One of the largest theological shifts that I have undergone is how I view heaven. For many years, I viewed heaven as place that comes after “now”. It’s somewhere off in the future. When I die, or when Jesus blows His trumpet, I’ll leave this place (which isn’t good) and will find myself in heaven.
Over the course of the past few years, I’ve begun to shift in my thinking of heaven. Leaving behind the idea that it’s just a “after now” place. I’ve become more and more cognizant that when Jesus talks about the Kingdom of Heaven, He isn’t referring to something in the distant future. Rather, He is talking about here and now and there and not yet.
I’ve been waiting for a volume that would help me solidify this theological shift, and that would provide me with a resource to recommend to people who are in a similar place. After reading the forthcoming (due out on 5 May 2015) volume from Josh Ross and Jonathan Storment called Bringing Heaven to Earth, I believe that I have found that resource.
Ross and Storment present a strong and beautiful argument for the idea that heaven is here and now. Using the foundation of Scripture and supported by the tradition of the church, they show that while heaven is a fulfilled reality when “God calls us home” it is also a reality to be lived out between now and then.
Jesus came to give us new life—now. Our live is to be wrapped up in living with God—now. We yearn and long for a time when all is perfect and complete, yet we can’t just sit and wait for it. We are called to bring it into the reality of life now.
God’s great plan isn’t to burn up the creation that He called “very good.” Rather, His plan is redeem and restore and recreate it. His plan is to return it to the state of “very good.” And, He calls us—you and me—to live lives that help to restore and redeem and renew.
Ross and Storment say it this way:
The ultimate Christian hope is not to fly off as disembodied beings to another place. Our hope is that God is going to redeem and restore the world, and you and me along with it.
We live to introduce the world to a new way—a new Kingdom. We live our lives in a way that people see that we’re not a part of the systems of the world. Rather, we have a new—renewed—identity, and a new citizenship.
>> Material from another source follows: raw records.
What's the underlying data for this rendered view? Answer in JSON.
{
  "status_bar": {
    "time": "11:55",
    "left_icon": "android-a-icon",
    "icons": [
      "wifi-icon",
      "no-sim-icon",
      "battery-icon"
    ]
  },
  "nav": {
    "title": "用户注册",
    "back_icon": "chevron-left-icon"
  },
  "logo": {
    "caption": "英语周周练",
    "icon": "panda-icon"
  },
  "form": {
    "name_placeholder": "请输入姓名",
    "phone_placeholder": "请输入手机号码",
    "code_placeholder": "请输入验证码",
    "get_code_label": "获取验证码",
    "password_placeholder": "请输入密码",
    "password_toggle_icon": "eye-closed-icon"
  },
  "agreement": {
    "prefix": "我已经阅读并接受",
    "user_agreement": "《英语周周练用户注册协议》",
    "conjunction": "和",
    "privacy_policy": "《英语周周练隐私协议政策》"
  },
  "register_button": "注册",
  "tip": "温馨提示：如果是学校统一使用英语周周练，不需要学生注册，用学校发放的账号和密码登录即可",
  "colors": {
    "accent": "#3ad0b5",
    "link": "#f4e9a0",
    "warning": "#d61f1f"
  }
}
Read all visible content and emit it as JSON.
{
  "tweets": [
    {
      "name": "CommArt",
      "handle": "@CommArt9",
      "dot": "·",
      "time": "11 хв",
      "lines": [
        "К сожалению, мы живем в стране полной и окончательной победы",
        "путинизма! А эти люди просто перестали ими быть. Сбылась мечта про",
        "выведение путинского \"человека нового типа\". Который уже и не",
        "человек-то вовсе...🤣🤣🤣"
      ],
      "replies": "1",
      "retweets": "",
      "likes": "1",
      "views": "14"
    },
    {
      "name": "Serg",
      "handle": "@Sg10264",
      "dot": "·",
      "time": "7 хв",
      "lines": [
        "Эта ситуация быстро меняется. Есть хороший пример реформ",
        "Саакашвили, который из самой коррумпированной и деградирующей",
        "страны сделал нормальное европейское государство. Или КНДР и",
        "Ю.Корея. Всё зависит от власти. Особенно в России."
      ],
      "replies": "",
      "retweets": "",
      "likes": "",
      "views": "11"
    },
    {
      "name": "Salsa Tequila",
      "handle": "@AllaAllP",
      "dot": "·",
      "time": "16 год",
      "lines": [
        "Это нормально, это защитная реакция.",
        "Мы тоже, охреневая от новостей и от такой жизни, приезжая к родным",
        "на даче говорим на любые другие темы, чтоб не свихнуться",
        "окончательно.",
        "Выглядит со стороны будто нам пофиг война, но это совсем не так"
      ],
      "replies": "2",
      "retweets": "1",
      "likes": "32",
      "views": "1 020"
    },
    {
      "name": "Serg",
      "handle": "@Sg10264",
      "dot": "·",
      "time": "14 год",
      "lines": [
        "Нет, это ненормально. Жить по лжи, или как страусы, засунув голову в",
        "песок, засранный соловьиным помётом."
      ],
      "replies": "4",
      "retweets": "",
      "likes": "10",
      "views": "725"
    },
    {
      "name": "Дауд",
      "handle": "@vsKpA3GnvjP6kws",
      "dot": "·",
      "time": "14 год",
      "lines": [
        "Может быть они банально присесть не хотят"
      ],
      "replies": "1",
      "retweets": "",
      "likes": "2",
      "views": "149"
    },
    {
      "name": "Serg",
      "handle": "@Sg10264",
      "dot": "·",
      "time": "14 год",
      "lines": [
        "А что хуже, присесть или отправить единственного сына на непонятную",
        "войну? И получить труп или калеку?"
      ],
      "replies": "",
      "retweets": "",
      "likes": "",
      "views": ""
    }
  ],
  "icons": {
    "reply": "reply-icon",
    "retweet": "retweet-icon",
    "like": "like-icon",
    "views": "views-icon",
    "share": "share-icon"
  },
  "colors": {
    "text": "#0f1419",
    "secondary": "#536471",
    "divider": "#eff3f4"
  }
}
Our citizenship, as the Apostle Paul says, is not of this world. It is beyond. And, while God’s Kingdom is not complete—the world still needs an immense amount of redeeming—it is coming.
Slowly by slowly.
Step by step.
Person by person.
And, it’s not an elite Kingdom to which only a few are invited. No! It is open to all. And, with each accepted invitation to the Kingdom, it grows. A little bit more of the world is redeemed.
With every orphan who finds a home—the Kingdom comes.
With every rundown house that is rebuilt—the Kingdom comes.
With every hungry mouth that is fed—the Kingdom comes.
With every beautiful painting painted—the Kingdom comes.
With every saint who passes on and realizes the fullness of being with God—the Kingdom comes.
And where the Kingdom is, we find heaven. For “heaven,” Ross and Storment tell us, “is where things are as God intends.”
Jesus singled out every category of person that had been shunned by the elite of society, including the religious leaders and experts in the Law. In doing so, Jesus there open the doors of God’s Kingdom as wide as possible. Everyone, everywhere, is invited into God’s Kingdom.
And, with each accepted invitation is accepted, a little more Heaven comes to Earth.
FTC (16 CFR, Part 255) Disclaimer: I received my copy of Josh Ross and Jonathan Storment’s book Bringing Heaven to Earth from Blogging for Books for this review.
|Bringing Heaven to Earth: You Don’t Have to Wait for Eternity to Live the Good News
By Josh Ross & Jonathan Storment / WaterBrook PressMuch has been written about our future eternal home. But what if Jesus is more interested in bringing heaven to earth rather than the other way around? Offering a corrective to the church’s emphasis on the afterlife, Ross and Storment call us to work for God’s kingdom by overcoming injustice, poverty, lack of opportunity, and more. 224 pages, softcover from Waterbrook.